**Action item**: Indicate, with the number alone, how many lines in the listing below hold the string "content".

◇ ◇ ◇

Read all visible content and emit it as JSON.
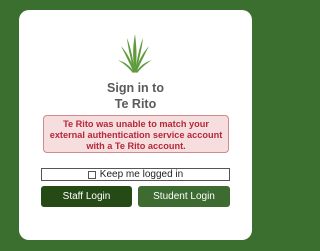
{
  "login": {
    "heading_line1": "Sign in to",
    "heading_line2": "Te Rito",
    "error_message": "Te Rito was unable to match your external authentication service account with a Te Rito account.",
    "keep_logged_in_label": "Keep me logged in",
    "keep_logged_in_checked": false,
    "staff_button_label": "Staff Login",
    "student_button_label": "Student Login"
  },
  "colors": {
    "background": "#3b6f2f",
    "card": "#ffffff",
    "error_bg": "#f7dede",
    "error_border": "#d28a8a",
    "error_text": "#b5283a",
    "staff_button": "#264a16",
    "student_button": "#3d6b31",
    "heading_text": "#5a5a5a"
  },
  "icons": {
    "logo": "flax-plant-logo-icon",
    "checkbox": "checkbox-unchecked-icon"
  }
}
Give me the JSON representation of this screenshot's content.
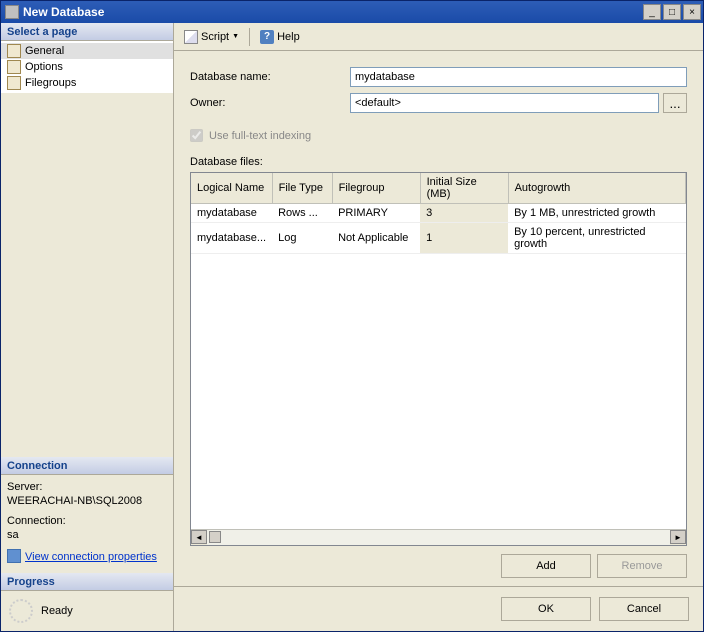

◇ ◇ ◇

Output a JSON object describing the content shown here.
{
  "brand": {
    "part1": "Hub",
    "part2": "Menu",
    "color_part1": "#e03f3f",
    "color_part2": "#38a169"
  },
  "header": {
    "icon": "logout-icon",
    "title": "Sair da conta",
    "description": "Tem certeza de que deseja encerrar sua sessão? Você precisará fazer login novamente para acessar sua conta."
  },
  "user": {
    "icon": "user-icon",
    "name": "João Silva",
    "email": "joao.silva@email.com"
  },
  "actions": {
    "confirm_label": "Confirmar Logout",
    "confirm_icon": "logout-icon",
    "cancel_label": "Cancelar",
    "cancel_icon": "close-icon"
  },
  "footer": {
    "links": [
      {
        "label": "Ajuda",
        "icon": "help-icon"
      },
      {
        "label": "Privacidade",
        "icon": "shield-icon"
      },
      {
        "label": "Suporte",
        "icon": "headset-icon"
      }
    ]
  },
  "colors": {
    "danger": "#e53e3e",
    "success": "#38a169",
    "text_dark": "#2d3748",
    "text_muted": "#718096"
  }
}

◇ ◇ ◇

**Answer section**: 3